> _BRIEF_
Each line in the listing is to be restated exactly.
↓↓↓
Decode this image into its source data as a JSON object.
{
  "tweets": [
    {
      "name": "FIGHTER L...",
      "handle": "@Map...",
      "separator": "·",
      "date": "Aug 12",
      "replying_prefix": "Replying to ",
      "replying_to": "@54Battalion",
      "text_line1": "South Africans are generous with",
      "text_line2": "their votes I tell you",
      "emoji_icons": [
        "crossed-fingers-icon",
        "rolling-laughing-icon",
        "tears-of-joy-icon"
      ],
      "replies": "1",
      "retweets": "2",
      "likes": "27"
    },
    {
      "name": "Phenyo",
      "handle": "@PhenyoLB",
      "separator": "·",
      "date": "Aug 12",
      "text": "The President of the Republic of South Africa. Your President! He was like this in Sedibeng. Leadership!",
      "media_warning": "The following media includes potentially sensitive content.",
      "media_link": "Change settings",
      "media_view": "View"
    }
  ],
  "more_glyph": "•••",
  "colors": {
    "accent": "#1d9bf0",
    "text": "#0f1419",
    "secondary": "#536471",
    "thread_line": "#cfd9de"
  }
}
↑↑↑
> _RESPONSE TO THIS EXERCISE_
Decode this image into its source data as a JSON object.
{
  "tweets": [
    {
      "name": "FIGHTER L...",
      "handle": "@Map...",
      "separator": "·",
      "date": "Aug 12",
      "replying_prefix": "Replying to ",
      "replying_to": "@54Battalion",
      "text_line1": "South Africans are generous with",
      "text_line2": "their votes I tell you",
      "emoji_icons": [
        "crossed-fingers-icon",
        "rolling-laughing-icon",
        "tears-of-joy-icon"
      ],
      "replies": "1",
      "retweets": "2",
      "likes": "27"
    },
    {
      "name": "Phenyo",
      "handle": "@PhenyoLB",
      "separator": "·",
      "date": "Aug 12",
      "text": "The President of the Republic of South Africa. Your President! He was like this in Sedibeng. Leadership!",
      "media_warning": "The following media includes potentially sensitive content.",
      "media_link": "Change settings",
      "media_view": "View"
    }
  ],
  "more_glyph": "•••",
  "colors": {
    "accent": "#1d9bf0",
    "text": "#0f1419",
    "secondary": "#536471",
    "thread_line": "#cfd9de"
  }
}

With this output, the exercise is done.